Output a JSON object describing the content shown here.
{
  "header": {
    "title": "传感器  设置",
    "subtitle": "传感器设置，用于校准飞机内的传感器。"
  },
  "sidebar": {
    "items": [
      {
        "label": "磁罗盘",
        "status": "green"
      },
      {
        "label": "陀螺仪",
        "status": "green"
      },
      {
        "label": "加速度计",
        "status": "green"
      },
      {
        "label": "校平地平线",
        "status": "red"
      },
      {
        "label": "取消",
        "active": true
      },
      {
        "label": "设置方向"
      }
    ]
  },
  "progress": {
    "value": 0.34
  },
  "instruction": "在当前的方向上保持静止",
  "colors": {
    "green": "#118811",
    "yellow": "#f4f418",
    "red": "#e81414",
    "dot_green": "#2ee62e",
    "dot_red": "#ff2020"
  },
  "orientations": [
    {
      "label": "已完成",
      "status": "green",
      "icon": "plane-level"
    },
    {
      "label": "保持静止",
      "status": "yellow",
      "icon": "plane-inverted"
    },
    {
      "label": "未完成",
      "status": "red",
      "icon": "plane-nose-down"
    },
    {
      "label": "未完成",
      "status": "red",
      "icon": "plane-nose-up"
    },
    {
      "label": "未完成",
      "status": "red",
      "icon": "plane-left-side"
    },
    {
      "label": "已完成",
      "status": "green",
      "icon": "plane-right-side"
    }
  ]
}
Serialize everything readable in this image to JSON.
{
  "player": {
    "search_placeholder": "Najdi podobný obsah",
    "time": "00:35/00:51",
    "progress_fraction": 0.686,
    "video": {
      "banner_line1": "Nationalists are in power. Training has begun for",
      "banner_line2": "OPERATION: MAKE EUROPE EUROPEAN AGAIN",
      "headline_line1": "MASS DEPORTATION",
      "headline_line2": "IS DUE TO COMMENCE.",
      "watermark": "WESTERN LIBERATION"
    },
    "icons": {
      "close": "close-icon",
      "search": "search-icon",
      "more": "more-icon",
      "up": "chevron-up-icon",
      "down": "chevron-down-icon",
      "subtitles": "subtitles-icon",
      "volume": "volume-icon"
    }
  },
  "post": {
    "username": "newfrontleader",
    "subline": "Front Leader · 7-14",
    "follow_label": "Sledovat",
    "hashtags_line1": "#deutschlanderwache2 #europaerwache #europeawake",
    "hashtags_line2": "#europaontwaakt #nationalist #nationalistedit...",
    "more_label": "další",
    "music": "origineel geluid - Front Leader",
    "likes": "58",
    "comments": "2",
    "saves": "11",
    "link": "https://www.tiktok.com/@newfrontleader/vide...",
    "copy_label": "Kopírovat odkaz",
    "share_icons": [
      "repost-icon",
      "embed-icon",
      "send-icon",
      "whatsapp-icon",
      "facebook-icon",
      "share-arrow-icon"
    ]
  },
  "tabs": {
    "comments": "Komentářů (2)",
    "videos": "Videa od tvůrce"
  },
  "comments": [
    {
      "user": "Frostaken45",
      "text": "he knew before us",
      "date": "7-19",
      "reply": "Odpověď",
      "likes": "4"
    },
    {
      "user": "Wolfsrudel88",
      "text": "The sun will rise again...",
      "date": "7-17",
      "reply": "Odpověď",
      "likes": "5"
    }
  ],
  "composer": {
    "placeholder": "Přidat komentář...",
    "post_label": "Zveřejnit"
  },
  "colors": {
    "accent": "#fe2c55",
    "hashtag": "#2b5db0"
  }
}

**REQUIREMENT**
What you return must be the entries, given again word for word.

**TASK OUTPUT**
Output a JSON object describing the content shown here.
{
  "header": {
    "title": "传感器  设置",
    "subtitle": "传感器设置，用于校准飞机内的传感器。"
  },
  "sidebar": {
    "items": [
      {
        "label": "磁罗盘",
        "status": "green"
      },
      {
        "label": "陀螺仪",
        "status": "green"
      },
      {
        "label": "加速度计",
        "status": "green"
      },
      {
        "label": "校平地平线",
        "status": "red"
      },
      {
        "label": "取消",
        "active": true
      },
      {
        "label": "设置方向"
      }
    ]
  },
  "progress": {
    "value": 0.34
  },
  "instruction": "在当前的方向上保持静止",
  "colors": {
    "green": "#118811",
    "yellow": "#f4f418",
    "red": "#e81414",
    "dot_green": "#2ee62e",
    "dot_red": "#ff2020"
  },
  "orientations": [
    {
      "label": "已完成",
      "status": "green",
      "icon": "plane-level"
    },
    {
      "label": "保持静止",
      "status": "yellow",
      "icon": "plane-inverted"
    },
    {
      "label": "未完成",
      "status": "red",
      "icon": "plane-nose-down"
    },
    {
      "label": "未完成",
      "status": "red",
      "icon": "plane-nose-up"
    },
    {
      "label": "未完成",
      "status": "red",
      "icon": "plane-left-side"
    },
    {
      "label": "已完成",
      "status": "green",
      "icon": "plane-right-side"
    }
  ]
}
Serialize everything readable in this image to JSON.
{
  "player": {
    "search_placeholder": "Najdi podobný obsah",
    "time": "00:35/00:51",
    "progress_fraction": 0.686,
    "video": {
      "banner_line1": "Nationalists are in power. Training has begun for",
      "banner_line2": "OPERATION: MAKE EUROPE EUROPEAN AGAIN",
      "headline_line1": "MASS DEPORTATION",
      "headline_line2": "IS DUE TO COMMENCE.",
      "watermark": "WESTERN LIBERATION"
    },
    "icons": {
      "close": "close-icon",
      "search": "search-icon",
      "more": "more-icon",
      "up": "chevron-up-icon",
      "down": "chevron-down-icon",
      "subtitles": "subtitles-icon",
      "volume": "volume-icon"
    }
  },
  "post": {
    "username": "newfrontleader",
    "subline": "Front Leader · 7-14",
    "follow_label": "Sledovat",
    "hashtags_line1": "#deutschlanderwache2 #europaerwache #europeawake",
    "hashtags_line2": "#europaontwaakt #nationalist #nationalistedit...",
    "more_label": "další",
    "music": "origineel geluid - Front Leader",
    "likes": "58",
    "comments": "2",
    "saves": "11",
    "link": "https://www.tiktok.com/@newfrontleader/vide...",
    "copy_label": "Kopírovat odkaz",
    "share_icons": [
      "repost-icon",
      "embed-icon",
      "send-icon",
      "whatsapp-icon",
      "facebook-icon",
      "share-arrow-icon"
    ]
  },
  "tabs": {
    "comments": "Komentářů (2)",
    "videos": "Videa od tvůrce"
  },
  "comments": [
    {
      "user": "Frostaken45",
      "text": "he knew before us",
      "date": "7-19",
      "reply": "Odpověď",
      "likes": "4"
    },
    {
      "user": "Wolfsrudel88",
      "text": "The sun will rise again...",
      "date": "7-17",
      "reply": "Odpověď",
      "likes": "5"
    }
  ],
  "composer": {
    "placeholder": "Přidat komentář...",
    "post_label": "Zveřejnit"
  },
  "colors": {
    "accent": "#fe2c55",
    "hashtag": "#2b5db0"
  }
}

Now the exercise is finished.